Reactions to MOOCs in Higher Education
In many circles as soon as one mentions the word MOOCs, lines of division get immediately drawn and opinions are divided along 2 opposite ends of the spectrum. The typical views range from those who believe in MOOCs and those who are completely against MOOCs, and thus this often creates a somewhat limited space for discussion and engagement. One thing is certain; MOOCs challenge universities’ conventional societal roles as the ‘sole providers’ of knowledge and credentials.
Others make claims that MOOCs do not change the status quo of Higher Education (HE) instead they are in a league of their own as they are playing a different game entirely. Therefore rather than argue for or against a single perspective on MOOCs, my proposition is that it may be useful to imagine their potential.
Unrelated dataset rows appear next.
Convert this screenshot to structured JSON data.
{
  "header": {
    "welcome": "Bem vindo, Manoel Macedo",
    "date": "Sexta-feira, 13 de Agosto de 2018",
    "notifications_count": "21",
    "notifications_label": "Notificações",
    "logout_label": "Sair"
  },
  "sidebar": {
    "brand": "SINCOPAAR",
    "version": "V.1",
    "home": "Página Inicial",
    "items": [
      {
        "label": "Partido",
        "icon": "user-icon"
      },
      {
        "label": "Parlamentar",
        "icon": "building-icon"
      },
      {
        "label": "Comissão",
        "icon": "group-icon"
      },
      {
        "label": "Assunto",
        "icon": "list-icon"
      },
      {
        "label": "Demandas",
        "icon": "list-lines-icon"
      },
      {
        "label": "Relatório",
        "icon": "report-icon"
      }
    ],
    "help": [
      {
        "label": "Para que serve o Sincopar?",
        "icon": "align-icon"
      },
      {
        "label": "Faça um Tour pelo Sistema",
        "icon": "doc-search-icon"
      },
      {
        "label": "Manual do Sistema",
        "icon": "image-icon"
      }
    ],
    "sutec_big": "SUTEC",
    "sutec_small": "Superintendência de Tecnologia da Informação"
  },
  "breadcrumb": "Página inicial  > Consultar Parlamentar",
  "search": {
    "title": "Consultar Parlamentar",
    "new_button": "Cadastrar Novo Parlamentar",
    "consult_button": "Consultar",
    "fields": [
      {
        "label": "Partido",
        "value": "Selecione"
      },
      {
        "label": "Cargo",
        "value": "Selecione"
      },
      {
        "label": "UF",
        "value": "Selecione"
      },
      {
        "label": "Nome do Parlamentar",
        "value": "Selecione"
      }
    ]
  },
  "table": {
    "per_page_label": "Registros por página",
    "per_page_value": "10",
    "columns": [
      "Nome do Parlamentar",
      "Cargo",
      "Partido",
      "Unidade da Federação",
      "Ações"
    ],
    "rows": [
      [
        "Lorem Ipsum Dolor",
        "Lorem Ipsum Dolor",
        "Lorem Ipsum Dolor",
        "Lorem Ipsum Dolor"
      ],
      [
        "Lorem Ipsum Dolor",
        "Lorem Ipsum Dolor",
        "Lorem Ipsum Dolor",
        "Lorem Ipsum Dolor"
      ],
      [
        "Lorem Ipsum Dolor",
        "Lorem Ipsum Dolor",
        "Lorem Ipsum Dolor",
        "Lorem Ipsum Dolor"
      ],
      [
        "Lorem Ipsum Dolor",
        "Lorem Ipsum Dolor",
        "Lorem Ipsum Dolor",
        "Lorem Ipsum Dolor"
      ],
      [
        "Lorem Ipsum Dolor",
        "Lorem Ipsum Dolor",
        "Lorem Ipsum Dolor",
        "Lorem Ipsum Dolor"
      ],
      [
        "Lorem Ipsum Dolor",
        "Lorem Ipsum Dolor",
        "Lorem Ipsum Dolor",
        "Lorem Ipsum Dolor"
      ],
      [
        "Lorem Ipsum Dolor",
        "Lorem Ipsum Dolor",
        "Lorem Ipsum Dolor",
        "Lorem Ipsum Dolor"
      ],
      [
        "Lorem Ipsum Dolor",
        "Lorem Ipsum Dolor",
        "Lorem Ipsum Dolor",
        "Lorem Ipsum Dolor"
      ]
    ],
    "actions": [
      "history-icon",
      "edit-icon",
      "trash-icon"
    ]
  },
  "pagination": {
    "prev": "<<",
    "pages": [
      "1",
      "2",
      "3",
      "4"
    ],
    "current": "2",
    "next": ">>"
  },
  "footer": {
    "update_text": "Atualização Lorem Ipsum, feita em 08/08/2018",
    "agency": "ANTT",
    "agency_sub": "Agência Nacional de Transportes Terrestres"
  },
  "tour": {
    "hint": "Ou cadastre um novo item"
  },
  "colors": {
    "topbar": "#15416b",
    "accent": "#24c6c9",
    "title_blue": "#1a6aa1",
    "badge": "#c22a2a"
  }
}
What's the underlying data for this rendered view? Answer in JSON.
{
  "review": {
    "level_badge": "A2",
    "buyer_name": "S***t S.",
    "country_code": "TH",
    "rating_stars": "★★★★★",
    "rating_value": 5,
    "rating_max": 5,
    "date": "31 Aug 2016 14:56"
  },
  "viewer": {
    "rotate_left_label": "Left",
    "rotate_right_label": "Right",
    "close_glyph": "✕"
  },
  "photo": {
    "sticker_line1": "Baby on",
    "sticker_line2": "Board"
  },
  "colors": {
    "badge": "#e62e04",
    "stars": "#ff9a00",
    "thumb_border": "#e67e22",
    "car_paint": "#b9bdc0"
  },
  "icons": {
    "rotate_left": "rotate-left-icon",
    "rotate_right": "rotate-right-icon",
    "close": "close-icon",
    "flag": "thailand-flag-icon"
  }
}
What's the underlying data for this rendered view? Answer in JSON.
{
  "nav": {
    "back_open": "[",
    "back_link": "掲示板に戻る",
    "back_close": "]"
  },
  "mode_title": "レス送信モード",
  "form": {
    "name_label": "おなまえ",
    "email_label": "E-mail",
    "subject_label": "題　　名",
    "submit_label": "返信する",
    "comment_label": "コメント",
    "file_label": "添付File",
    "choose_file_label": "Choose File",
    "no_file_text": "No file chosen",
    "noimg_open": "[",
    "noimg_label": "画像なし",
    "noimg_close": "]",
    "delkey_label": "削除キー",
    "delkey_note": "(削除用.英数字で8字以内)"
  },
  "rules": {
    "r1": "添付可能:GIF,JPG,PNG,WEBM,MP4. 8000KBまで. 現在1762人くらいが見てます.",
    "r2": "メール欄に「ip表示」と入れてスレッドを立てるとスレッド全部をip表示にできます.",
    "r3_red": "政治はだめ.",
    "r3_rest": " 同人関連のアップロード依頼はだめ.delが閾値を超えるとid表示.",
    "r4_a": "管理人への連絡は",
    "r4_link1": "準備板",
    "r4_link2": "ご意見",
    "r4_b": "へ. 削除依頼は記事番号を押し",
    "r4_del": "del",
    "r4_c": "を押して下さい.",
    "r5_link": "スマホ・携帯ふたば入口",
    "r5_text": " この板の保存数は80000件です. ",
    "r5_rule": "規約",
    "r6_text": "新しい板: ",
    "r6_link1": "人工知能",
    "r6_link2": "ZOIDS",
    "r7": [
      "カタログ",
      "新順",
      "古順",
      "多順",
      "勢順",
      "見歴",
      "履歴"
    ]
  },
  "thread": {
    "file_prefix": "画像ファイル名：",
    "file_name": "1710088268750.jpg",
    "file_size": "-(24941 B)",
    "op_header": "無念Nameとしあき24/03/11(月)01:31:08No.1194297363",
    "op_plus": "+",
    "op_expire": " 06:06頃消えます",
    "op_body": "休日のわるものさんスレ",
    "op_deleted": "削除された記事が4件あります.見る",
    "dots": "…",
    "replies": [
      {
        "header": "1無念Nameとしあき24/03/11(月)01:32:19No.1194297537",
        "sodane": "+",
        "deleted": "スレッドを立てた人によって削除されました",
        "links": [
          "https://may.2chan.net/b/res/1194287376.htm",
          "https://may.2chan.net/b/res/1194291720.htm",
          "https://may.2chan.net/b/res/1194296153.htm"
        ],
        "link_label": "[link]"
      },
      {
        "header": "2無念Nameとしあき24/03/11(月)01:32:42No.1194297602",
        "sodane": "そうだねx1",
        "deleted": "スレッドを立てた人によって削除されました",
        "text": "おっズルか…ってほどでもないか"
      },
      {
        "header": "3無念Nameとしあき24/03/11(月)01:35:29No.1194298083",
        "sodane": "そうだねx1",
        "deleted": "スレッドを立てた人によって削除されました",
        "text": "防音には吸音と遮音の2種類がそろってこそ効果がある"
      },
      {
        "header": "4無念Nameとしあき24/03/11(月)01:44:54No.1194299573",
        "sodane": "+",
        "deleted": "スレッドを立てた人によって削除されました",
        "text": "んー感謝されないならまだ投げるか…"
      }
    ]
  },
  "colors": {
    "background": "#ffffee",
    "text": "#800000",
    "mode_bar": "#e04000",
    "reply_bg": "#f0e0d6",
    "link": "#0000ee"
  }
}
For example most MOOCs are guided by the principles and ethos of inclusion, mass participation, collaboration in generating knowledge and distributed expertise for those who pitch in. Unlike in the classroom were most learning is teacher-centred, in a MOOC environment the idea is that there is peer to peer sharing to develop autonomous channels of information flow and this removes the typical notion of top-down information flow from the expert usually the university professor to the students.
Nonetheless MOOCs. in many developing contexts such as South Africa, continue to face many challenges and do not necessarily increase ‘access’ to education for many disadvantaged people. Hence thus far MOOCs are reported to have a very low completion rate and this is due to various reasons. A recent qualitative study by Miligan, Margaryan, and Littlejohn (2013) suggests that confidence, prior experience in a MOOC were important determinants of engagement in a MOOC. Some students find the MOOC environment frustrating because they do not see the inherent value of learning through the network. This suggests that open access to education has many challenges and pedagogical practices of MOOCs need to be further investigated for a better understanding of how a positive learning experience can be created. Moreover access to learning technology, adequate infrastructure, language and cultural backgrounds continue to pose challenges for MOOCs.
However I believe that a completely different way of thinking about education is necessary for succeeding in a MOOC environment, in other words there is a need to imagine MOOCs as an entirely new learning experience that should not be compared to learning in the traditional classroom.